THEOLOGY & APOLOGETICS  



Should we celebrate different religious ceremonies?


By Gary Meredith







Single Page/Printer Friendly
Continued from Page One


Yet we are not unprotected in those situations. As Jesus told Paul in a vision:
"I will rescue you from your own people and from the Gentiles. I am sending you to them to open their eyes and turn them from darkness to light, and from the power of Satan to God, so that they may receive forgiveness of sins and a place among those who are sanctified by faith in me." Acts 26:17-19
In fact, Jesus counseled a man who wanted to wait to follow Jesus until after his father's funeral: "Let the dead bury their own dead, but you go and proclaim the kingdom of God" (Luke 9:60). We Christians are not to be tied down by pagan customs, as Paul said: "Do not be yoked together with unbelievers. For what do righteousness and wickedness have in common? Or what fellowship can light have with darkness?" (2 Corinthians 6:14).

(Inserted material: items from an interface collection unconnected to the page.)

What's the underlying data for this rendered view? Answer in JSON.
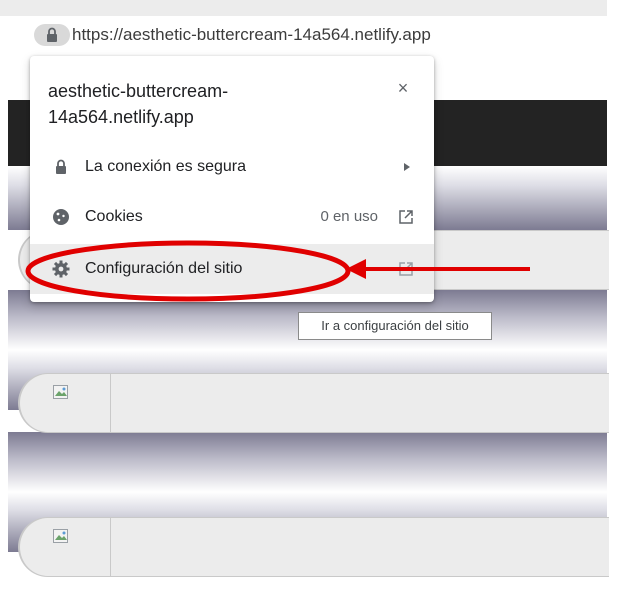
{
  "browser": {
    "url": "https://aesthetic-buttercream-14a564.netlify.app"
  },
  "site_info": {
    "title": "aesthetic-buttercream-14a564.netlify.app",
    "close_symbol": "×",
    "connection_label": "La conexión es segura",
    "cookies_label": "Cookies",
    "cookies_count": "0 en uso",
    "site_settings_label": "Configuración del sitio"
  },
  "tooltip": {
    "text": "Ir a configuración del sitio"
  },
  "annotation": {
    "color": "#e00000"
  },
  "icons": {
    "lock": "lock-icon",
    "cookie": "cookie-icon",
    "gear": "gear-icon",
    "chevron": "chevron-right-icon",
    "external": "external-link-icon",
    "broken_image": "broken-image-icon"
  }
}
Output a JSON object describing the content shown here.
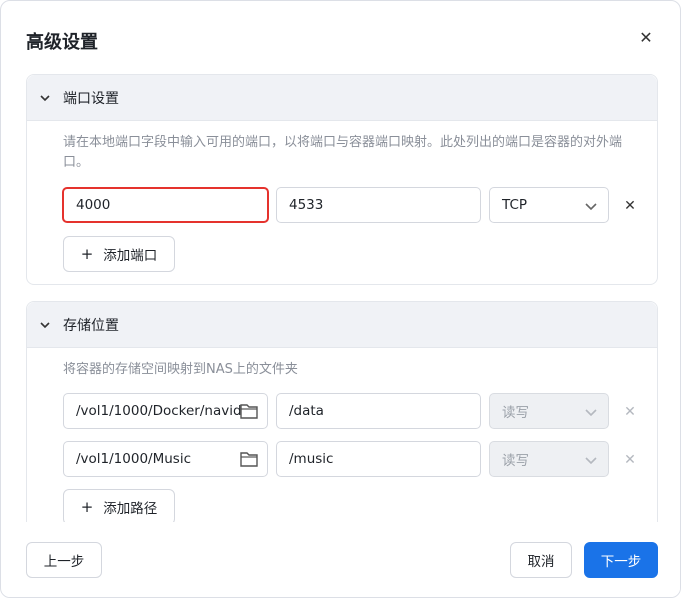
{
  "dialog": {
    "title": "高级设置",
    "close_icon": "close-icon"
  },
  "ports_section": {
    "title": "端口设置",
    "description": "请在本地端口字段中输入可用的端口，以将端口与容器端口映射。此处列出的端口是容器的对外端口。",
    "rows": [
      {
        "local_port": "4000",
        "container_port": "4533",
        "protocol": "TCP"
      }
    ],
    "add_label": "添加端口"
  },
  "storage_section": {
    "title": "存储位置",
    "description": "将容器的存储空间映射到NAS上的文件夹",
    "rows": [
      {
        "nas_path": "/vol1/1000/Docker/navid",
        "container_path": "/data",
        "permission": "读写"
      },
      {
        "nas_path": "/vol1/1000/Music",
        "container_path": "/music",
        "permission": "读写"
      }
    ],
    "add_label": "添加路径"
  },
  "footer": {
    "prev_label": "上一步",
    "cancel_label": "取消",
    "next_label": "下一步"
  },
  "colors": {
    "primary": "#1a73e8",
    "highlight_border": "#e5322d"
  }
}
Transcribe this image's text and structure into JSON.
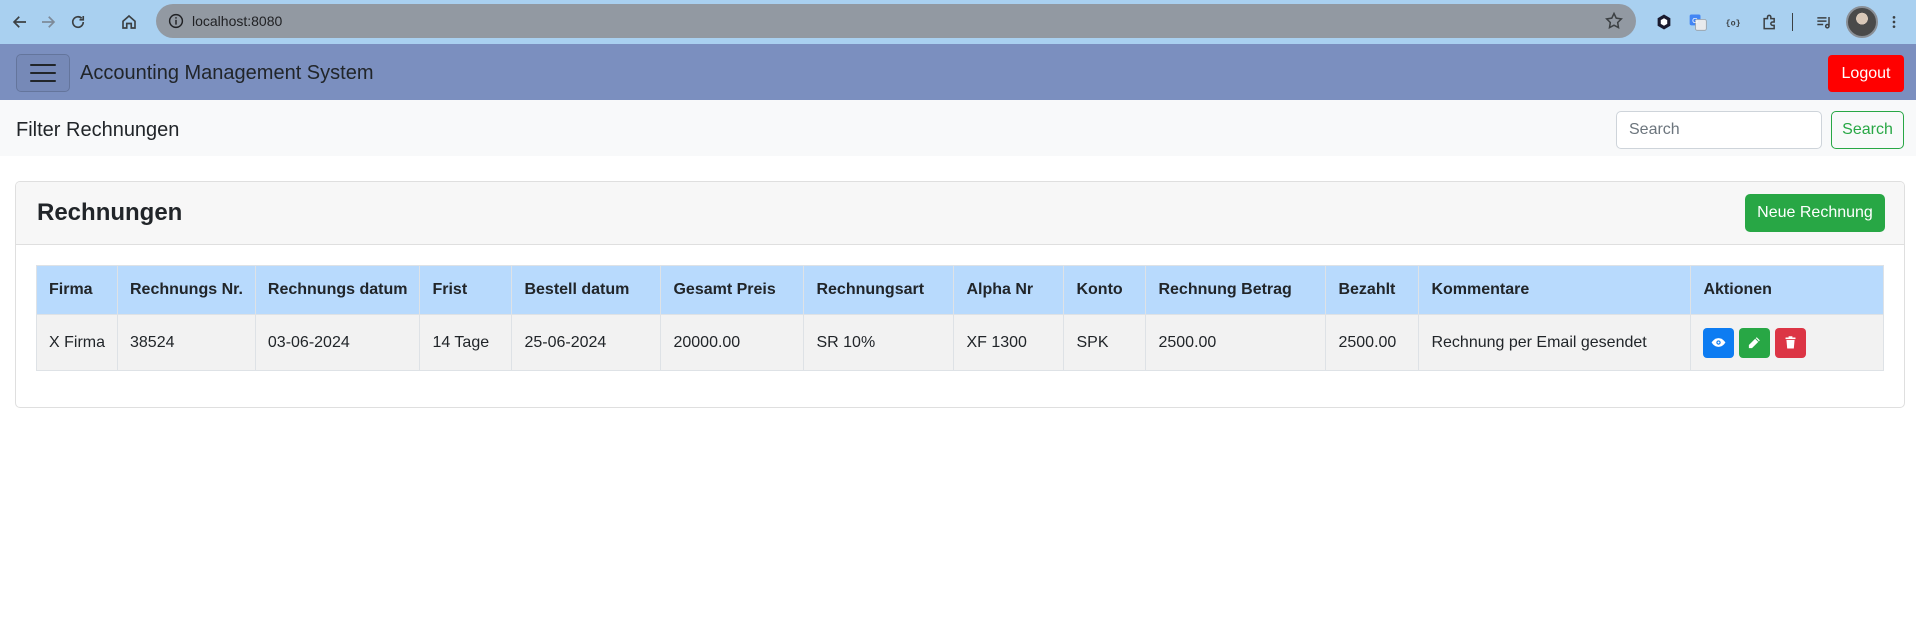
{
  "browser": {
    "url": "localhost:8080"
  },
  "navbar": {
    "brand": "Accounting Management System",
    "logout_label": "Logout"
  },
  "filter": {
    "title": "Filter Rechnungen",
    "search_placeholder": "Search",
    "search_value": "",
    "search_button": "Search"
  },
  "card": {
    "title": "Rechnungen",
    "new_button": "Neue Rechnung"
  },
  "table": {
    "columns": [
      "Firma",
      "Rechnungs Nr.",
      "Rechnungs datum",
      "Frist",
      "Bestell datum",
      "Gesamt Preis",
      "Rechnungsart",
      "Alpha Nr",
      "Konto",
      "Rechnung Betrag",
      "Bezahlt",
      "Kommentare",
      "Aktionen"
    ],
    "rows": [
      [
        "X Firma",
        "38524",
        "03-06-2024",
        "14 Tage",
        "25-06-2024",
        "20000.00",
        "SR 10%",
        "XF 1300",
        "SPK",
        "2500.00",
        "2500.00",
        "Rechnung per Email gesendet"
      ]
    ],
    "row_actions": [
      "eye-icon",
      "pencil-icon",
      "trash-icon"
    ]
  },
  "colors": {
    "navbar": "#7b8fbf",
    "logout": "#ff0000",
    "success": "#28a745",
    "primary": "#0d7cf2",
    "danger": "#dc3545",
    "table_header": "#b8dafd"
  }
}
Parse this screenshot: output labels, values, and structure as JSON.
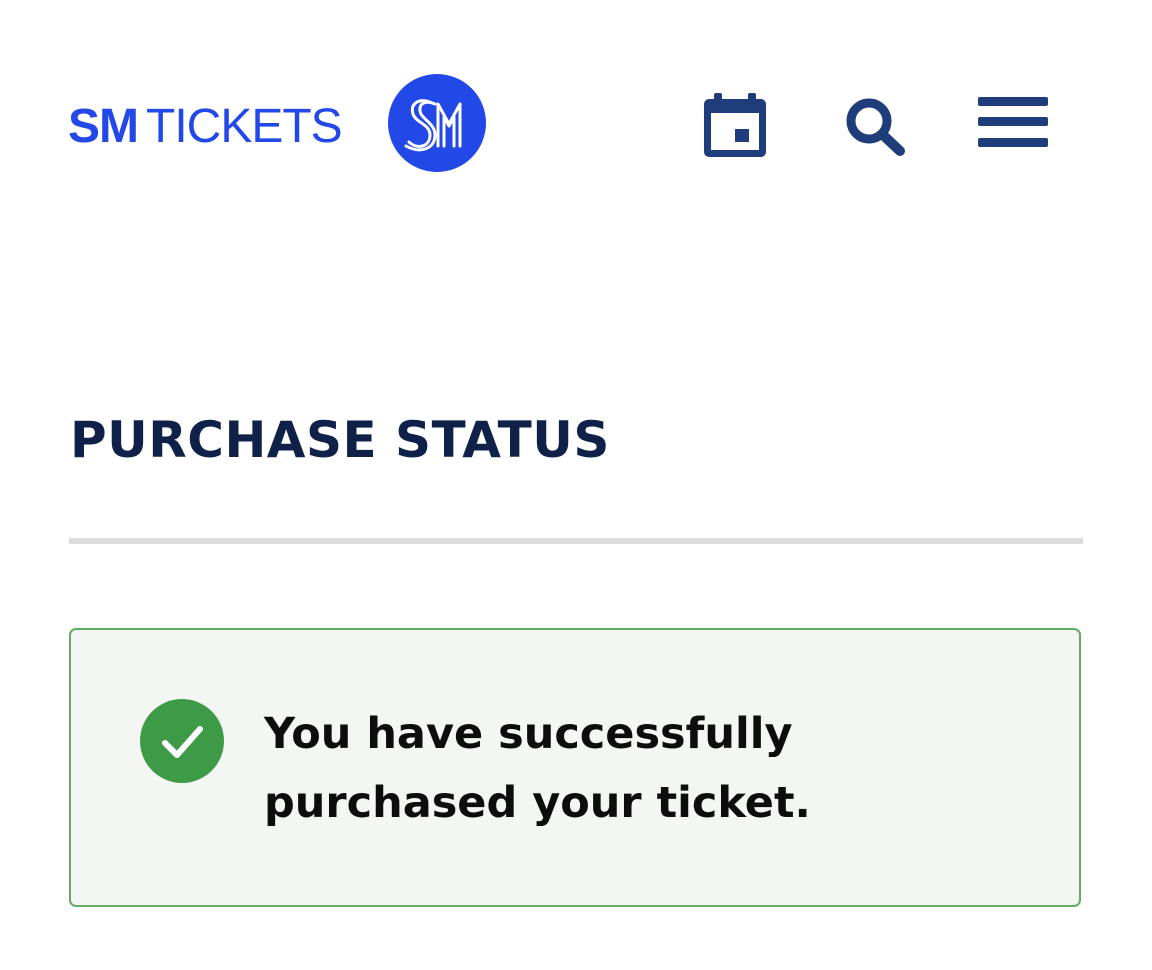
{
  "header": {
    "brand": {
      "sm": "SM",
      "tickets": "TICKETS",
      "logo_letters": "SM"
    },
    "icons": {
      "calendar": "calendar-icon",
      "search": "search-icon",
      "menu": "hamburger-menu-icon"
    }
  },
  "main": {
    "title": "PURCHASE STATUS",
    "alert": {
      "status": "success",
      "icon": "check-circle-icon",
      "message": "You have successfully purchased your ticket."
    }
  },
  "colors": {
    "brand_blue": "#2348e8",
    "icon_navy": "#1e3d7a",
    "title_navy": "#0f2149",
    "success_green": "#3d9b47",
    "alert_background": "#f3f6f3",
    "alert_border": "#5fae62",
    "divider": "#dcdcdc"
  }
}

A final warning from our Lord: "Whoever is ashamed of me and my words, the Son of Man will be ashamed of them when he comes in his glory and in the glory of the Father and of the holy angels" (Luke 9:26).

3. Some thoughts and questions to pray about in more specific circumstances

As mentioned before, you may be the only "Bible" your unbelieving family and neighbors ever read. It's good to take that mission seriously!

Remember, whatever situation you find yourself in was precisely engineered by God before time began (Jeremiah 1:5; Ephesians 2:8-9; 2 Timothy 1:9). It is not random, but rather part of his plan for you and ALL your family and friends. Why do you suppose He put you in these exact circumstances? What part of his plan for your life does this fit into?

As a believer, you know that all people are made in God's image (Genesis 1:25-27), with a sense of eternity in their hearts (Ecclesiastes 3:11), and a God-shaped vacuum that drives them towards the Lord, a vacuum that nothing and no one but God can fill. God wants all people to seek and find him (Acts 17:27) and be saved (1 Timothy 2:4; 2 Peter 3:9) because He loves everyone in the whole world (John 3:16). Other religions can point vaguely towards God (e.g., we should be good and not evil, we are spiritual beings and want eternal life, etc.), but they can never save. There is only one Way, one Name, that can (John 14:6; Acts 4:12) .
We must respect people but remain faithful to God, even if we wind up persecuted for it. tweet
It may be that someone in your family understands that their religion is actually an "empty way of life handed down to you from your ancestors" (1 Peter 1:18). And that one of them may say to you some day, "Thank you for being a faithful witness to Christ. I despised you at the time, but in my heart I knew you were right. Because of your courage and faithfulness I am now a Christian."

Paul was in the same circumstances when he arrived in Athens. He was greatly distressed by the false religion there, but he didn't want to be obnoxious to those who welcomed him as a visitor. So rather than tell them they were all going to hell if they didn't repent and believe the Gospel, he started from what they got right, then explained what they didn't yet know. Acts 17:16-31 is an unsurpassed model of tolerant Christian outreach to unbelievers.

One last thought: Christianity survived for over 2,000 years (not to ignore God's sovereign control) thanks to the faithfulness of God's people to bear true witness of the Gospel even unto death. Christians in the Roman Empire had a much harder choice to make than you or I do. If a Roman greeted someone, "Caesar is Lord," the other person was supposed to reply with the same words. Many chose to respond with the truth, "Jesus is Lord," which often brought a death sentence. Yet God used the persecution of these martyrs to spread the Christian faith in ways no human could have ever planned, down through history all the way to you and me. It continues today, in China for example, where faithful witnesses are helping bring some 20,000 Chinese to the Lord every day. The price they pay is often prison, beatings, labor camps and even death. Like the Apostles of long ago, they are honored to be "counted worthy of suffering disgrace for the Name." (Acts 5:41)

We'll give Isaiah the last word in this answer:
I, the Lord, have called you in righteousness;
     I will take hold of your hand.
I will keep you and will make you
     to be a covenant for the people
     and a light for the Gentiles,
to open eyes that are blind,
     to free captives from prison
     and to release from the dungeon those who sit in darkness.

Isaiah 42:6-7


Image Credit: mosoxiso; untitled; Creative Commons



TagsBiblical-Truth  | Celebrating-Holidays  | Christian-Life  | Controversial-Issues  | Family-Life  | God-Father  | Personal-Relationships



comments powered by Disqus
Published 12-6-16